(Website and app data records)
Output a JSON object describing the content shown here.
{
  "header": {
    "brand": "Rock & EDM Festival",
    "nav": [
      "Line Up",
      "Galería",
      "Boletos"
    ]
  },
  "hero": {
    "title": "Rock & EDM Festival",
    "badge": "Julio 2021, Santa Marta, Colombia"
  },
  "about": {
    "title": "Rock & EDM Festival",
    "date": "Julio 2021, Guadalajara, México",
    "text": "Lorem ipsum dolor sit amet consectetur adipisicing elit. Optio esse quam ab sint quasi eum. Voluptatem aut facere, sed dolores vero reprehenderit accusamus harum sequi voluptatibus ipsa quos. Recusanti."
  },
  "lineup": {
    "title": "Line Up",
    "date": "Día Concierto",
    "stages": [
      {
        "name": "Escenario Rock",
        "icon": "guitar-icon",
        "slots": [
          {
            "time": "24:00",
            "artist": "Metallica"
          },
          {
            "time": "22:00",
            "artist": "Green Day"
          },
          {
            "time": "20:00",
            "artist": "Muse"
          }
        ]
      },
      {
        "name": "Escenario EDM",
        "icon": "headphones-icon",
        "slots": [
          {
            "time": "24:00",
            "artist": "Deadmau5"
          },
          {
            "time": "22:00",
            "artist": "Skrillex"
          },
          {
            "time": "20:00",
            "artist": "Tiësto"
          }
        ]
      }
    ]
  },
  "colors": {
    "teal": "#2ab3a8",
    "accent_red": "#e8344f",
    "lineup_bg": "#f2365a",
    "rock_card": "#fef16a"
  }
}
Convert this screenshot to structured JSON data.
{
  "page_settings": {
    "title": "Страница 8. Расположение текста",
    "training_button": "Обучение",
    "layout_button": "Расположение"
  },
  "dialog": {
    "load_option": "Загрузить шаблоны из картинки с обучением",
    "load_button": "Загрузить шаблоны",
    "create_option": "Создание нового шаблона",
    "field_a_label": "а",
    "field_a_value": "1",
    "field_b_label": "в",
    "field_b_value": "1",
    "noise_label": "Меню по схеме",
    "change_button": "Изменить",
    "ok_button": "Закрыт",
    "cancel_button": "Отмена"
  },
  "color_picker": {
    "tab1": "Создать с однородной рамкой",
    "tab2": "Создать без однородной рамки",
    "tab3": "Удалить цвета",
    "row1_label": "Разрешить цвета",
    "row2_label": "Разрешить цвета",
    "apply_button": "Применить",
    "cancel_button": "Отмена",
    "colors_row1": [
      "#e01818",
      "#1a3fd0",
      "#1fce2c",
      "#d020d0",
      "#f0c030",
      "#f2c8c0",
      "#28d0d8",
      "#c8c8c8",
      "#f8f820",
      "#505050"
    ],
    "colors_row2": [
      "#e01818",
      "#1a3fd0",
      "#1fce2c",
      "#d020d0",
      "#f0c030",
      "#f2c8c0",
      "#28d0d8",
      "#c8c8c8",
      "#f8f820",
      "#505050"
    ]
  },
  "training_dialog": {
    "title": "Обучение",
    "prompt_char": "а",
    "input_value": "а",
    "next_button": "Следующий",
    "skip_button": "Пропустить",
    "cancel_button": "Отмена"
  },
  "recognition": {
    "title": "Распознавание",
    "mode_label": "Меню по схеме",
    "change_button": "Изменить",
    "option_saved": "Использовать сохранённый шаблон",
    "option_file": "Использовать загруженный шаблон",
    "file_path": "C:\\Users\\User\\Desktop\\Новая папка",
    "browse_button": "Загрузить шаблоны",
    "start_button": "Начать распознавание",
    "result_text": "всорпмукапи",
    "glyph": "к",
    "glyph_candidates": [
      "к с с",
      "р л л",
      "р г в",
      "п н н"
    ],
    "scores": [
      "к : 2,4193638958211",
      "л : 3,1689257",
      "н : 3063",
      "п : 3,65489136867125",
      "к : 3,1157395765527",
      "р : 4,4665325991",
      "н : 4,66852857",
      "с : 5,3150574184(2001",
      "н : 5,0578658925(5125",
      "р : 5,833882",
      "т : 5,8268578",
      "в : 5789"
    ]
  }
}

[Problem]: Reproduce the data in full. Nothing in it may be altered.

[Expected answer]:
Output a JSON object describing the content shown here.
{
  "header": {
    "brand": "Rock & EDM Festival",
    "nav": [
      "Line Up",
      "Galería",
      "Boletos"
    ]
  },
  "hero": {
    "title": "Rock & EDM Festival",
    "badge": "Julio 2021, Santa Marta, Colombia"
  },
  "about": {
    "title": "Rock & EDM Festival",
    "date": "Julio 2021, Guadalajara, México",
    "text": "Lorem ipsum dolor sit amet consectetur adipisicing elit. Optio esse quam ab sint quasi eum. Voluptatem aut facere, sed dolores vero reprehenderit accusamus harum sequi voluptatibus ipsa quos. Recusanti."
  },
  "lineup": {
    "title": "Line Up",
    "date": "Día Concierto",
    "stages": [
      {
        "name": "Escenario Rock",
        "icon": "guitar-icon",
        "slots": [
          {
            "time": "24:00",
            "artist": "Metallica"
          },
          {
            "time": "22:00",
            "artist": "Green Day"
          },
          {
            "time": "20:00",
            "artist": "Muse"
          }
        ]
      },
      {
        "name": "Escenario EDM",
        "icon": "headphones-icon",
        "slots": [
          {
            "time": "24:00",
            "artist": "Deadmau5"
          },
          {
            "time": "22:00",
            "artist": "Skrillex"
          },
          {
            "time": "20:00",
            "artist": "Tiësto"
          }
        ]
      }
    ]
  },
  "colors": {
    "teal": "#2ab3a8",
    "accent_red": "#e8344f",
    "lineup_bg": "#f2365a",
    "rock_card": "#fef16a"
  }
}
Convert this screenshot to structured JSON data.
{
  "page_settings": {
    "title": "Страница 8. Расположение текста",
    "training_button": "Обучение",
    "layout_button": "Расположение"
  },
  "dialog": {
    "load_option": "Загрузить шаблоны из картинки с обучением",
    "load_button": "Загрузить шаблоны",
    "create_option": "Создание нового шаблона",
    "field_a_label": "а",
    "field_a_value": "1",
    "field_b_label": "в",
    "field_b_value": "1",
    "noise_label": "Меню по схеме",
    "change_button": "Изменить",
    "ok_button": "Закрыт",
    "cancel_button": "Отмена"
  },
  "color_picker": {
    "tab1": "Создать с однородной рамкой",
    "tab2": "Создать без однородной рамки",
    "tab3": "Удалить цвета",
    "row1_label": "Разрешить цвета",
    "row2_label": "Разрешить цвета",
    "apply_button": "Применить",
    "cancel_button": "Отмена",
    "colors_row1": [
      "#e01818",
      "#1a3fd0",
      "#1fce2c",
      "#d020d0",
      "#f0c030",
      "#f2c8c0",
      "#28d0d8",
      "#c8c8c8",
      "#f8f820",
      "#505050"
    ],
    "colors_row2": [
      "#e01818",
      "#1a3fd0",
      "#1fce2c",
      "#d020d0",
      "#f0c030",
      "#f2c8c0",
      "#28d0d8",
      "#c8c8c8",
      "#f8f820",
      "#505050"
    ]
  },
  "training_dialog": {
    "title": "Обучение",
    "prompt_char": "а",
    "input_value": "а",
    "next_button": "Следующий",
    "skip_button": "Пропустить",
    "cancel_button": "Отмена"
  },
  "recognition": {
    "title": "Распознавание",
    "mode_label": "Меню по схеме",
    "change_button": "Изменить",
    "option_saved": "Использовать сохранённый шаблон",
    "option_file": "Использовать загруженный шаблон",
    "file_path": "C:\\Users\\User\\Desktop\\Новая папка",
    "browse_button": "Загрузить шаблоны",
    "start_button": "Начать распознавание",
    "result_text": "всорпмукапи",
    "glyph": "к",
    "glyph_candidates": [
      "к с с",
      "р л л",
      "р г в",
      "п н н"
    ],
    "scores": [
      "к : 2,4193638958211",
      "л : 3,1689257",
      "н : 3063",
      "п : 3,65489136867125",
      "к : 3,1157395765527",
      "р : 4,4665325991",
      "н : 4,66852857",
      "с : 5,3150574184(2001",
      "н : 5,0578658925(5125",
      "р : 5,833882",
      "т : 5,8268578",
      "в : 5789"
    ]
  }
}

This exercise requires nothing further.